(DATA FOR ANALYSIS Opens)

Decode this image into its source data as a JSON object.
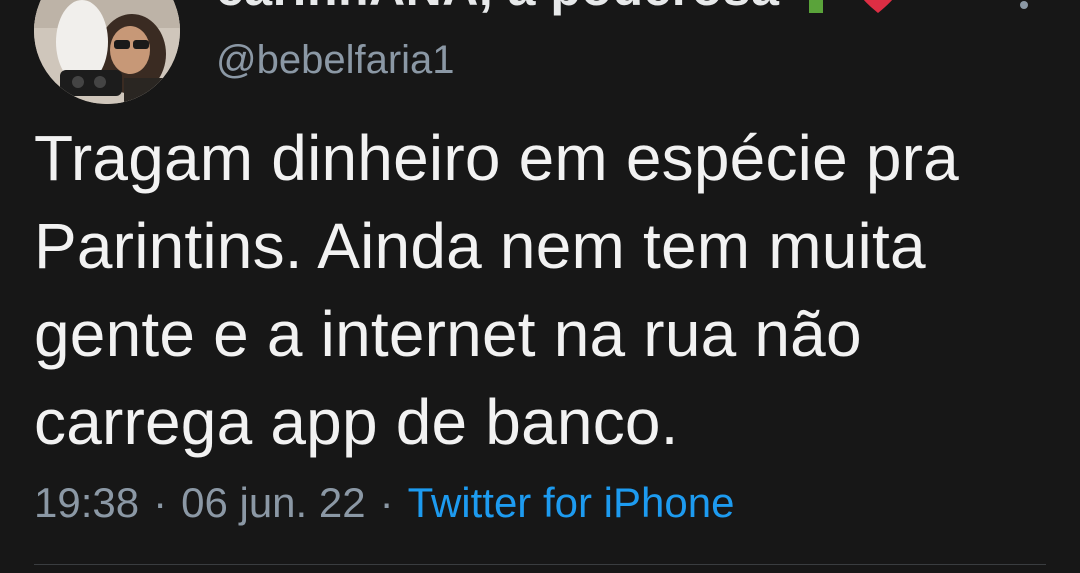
{
  "tweet": {
    "author": {
      "display_name": "carinhANA, a poderosa",
      "handle": "@bebelfaria1",
      "emojis": [
        "cactus-emoji",
        "heart-emoji"
      ]
    },
    "text_lines": [
      "Tragam dinheiro em espécie pra",
      "Parintins. Ainda nem tem muita",
      "gente e a internet na rua não",
      "carrega app de banco."
    ],
    "time": "19:38",
    "separator": "·",
    "date": "06 jun. 22",
    "source": "Twitter for iPhone"
  },
  "colors": {
    "background": "#171717",
    "text": "#f2f2f2",
    "secondary": "#8b98a5",
    "link": "#1d9bf0"
  },
  "icons": [
    "more-options-icon"
  ]
}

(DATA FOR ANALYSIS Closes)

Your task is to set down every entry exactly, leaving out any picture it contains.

**RESPONSE:**
Decode this image into its source data as a JSON object.
{
  "tweet": {
    "author": {
      "display_name": "carinhANA, a poderosa",
      "handle": "@bebelfaria1",
      "emojis": [
        "cactus-emoji",
        "heart-emoji"
      ]
    },
    "text_lines": [
      "Tragam dinheiro em espécie pra",
      "Parintins. Ainda nem tem muita",
      "gente e a internet na rua não",
      "carrega app de banco."
    ],
    "time": "19:38",
    "separator": "·",
    "date": "06 jun. 22",
    "source": "Twitter for iPhone"
  },
  "colors": {
    "background": "#171717",
    "text": "#f2f2f2",
    "secondary": "#8b98a5",
    "link": "#1d9bf0"
  },
  "icons": [
    "more-options-icon"
  ]
}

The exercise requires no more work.